"This is how River Cartwright slipped off the fast track and joined the slow horses."It's from Mick Herron's Slow Horses. It's about a kind of grunt squad where British spies go when they screw up. I don't know yet if I'm going to like the book, but with an opening like that, I stand a better chance of reading long enough to find out.
Here are some openings from the other book I have immediately at hand:
"It was a wandering daughter job."Each of those three openings — and Mick Herron's as well — does what an opening sentence needs to do. It's surprising, it tells a little story in a tiny bit of space, and it leaves the reader wondering what happens next. That's important for impatient readers, such as your humble blog keeper.

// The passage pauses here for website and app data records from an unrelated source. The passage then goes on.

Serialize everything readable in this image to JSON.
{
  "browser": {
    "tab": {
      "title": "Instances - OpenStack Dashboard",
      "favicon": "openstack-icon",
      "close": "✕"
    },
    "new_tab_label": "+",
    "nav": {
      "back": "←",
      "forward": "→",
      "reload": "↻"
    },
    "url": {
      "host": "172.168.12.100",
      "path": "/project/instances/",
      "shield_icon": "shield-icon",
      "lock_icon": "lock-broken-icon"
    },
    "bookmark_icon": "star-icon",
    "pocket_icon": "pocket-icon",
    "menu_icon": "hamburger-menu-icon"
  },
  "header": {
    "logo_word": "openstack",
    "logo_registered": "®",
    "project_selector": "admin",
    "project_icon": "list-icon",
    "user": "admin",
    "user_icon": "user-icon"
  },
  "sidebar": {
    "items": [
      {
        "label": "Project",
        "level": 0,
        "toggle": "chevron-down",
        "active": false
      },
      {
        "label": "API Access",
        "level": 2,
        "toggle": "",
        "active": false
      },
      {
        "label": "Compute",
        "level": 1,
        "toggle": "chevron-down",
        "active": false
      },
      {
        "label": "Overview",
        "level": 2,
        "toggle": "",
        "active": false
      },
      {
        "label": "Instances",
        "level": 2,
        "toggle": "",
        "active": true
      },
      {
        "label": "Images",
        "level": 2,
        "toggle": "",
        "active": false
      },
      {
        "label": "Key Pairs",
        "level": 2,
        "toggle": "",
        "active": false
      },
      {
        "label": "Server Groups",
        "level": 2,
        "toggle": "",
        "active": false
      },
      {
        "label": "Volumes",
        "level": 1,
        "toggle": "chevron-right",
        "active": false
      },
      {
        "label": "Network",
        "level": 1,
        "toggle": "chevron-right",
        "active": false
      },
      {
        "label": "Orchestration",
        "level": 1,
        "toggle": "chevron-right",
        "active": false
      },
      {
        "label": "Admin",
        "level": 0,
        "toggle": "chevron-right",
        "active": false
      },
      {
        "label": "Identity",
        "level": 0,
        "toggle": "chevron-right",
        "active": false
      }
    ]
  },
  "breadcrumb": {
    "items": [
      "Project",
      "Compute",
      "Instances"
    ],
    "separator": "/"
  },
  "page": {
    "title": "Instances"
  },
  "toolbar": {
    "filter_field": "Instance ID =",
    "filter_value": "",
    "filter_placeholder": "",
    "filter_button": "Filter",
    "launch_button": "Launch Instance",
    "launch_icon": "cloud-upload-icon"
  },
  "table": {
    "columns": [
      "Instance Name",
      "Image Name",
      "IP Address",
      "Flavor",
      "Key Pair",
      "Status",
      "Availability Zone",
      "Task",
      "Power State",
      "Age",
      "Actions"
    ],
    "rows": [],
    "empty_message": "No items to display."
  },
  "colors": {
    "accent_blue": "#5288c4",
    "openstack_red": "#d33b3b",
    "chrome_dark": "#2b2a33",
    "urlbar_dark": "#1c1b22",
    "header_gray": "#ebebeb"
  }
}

"`I'm Tom-Tom Carey,' he said, drawling the words."
"`I haven't anything very exciting to offer you this time,' Vance Richmond said as we shook hands. I want you to find a man for me—a man who is not a criminal."
I've discussed first lines several times (scroll down), occasionally asking you to pick your favorites. This time I'll ask you to get theoretical. What must the opening line of a piece of fiction do to make you keep reading?
© Peter Rozovsky 2010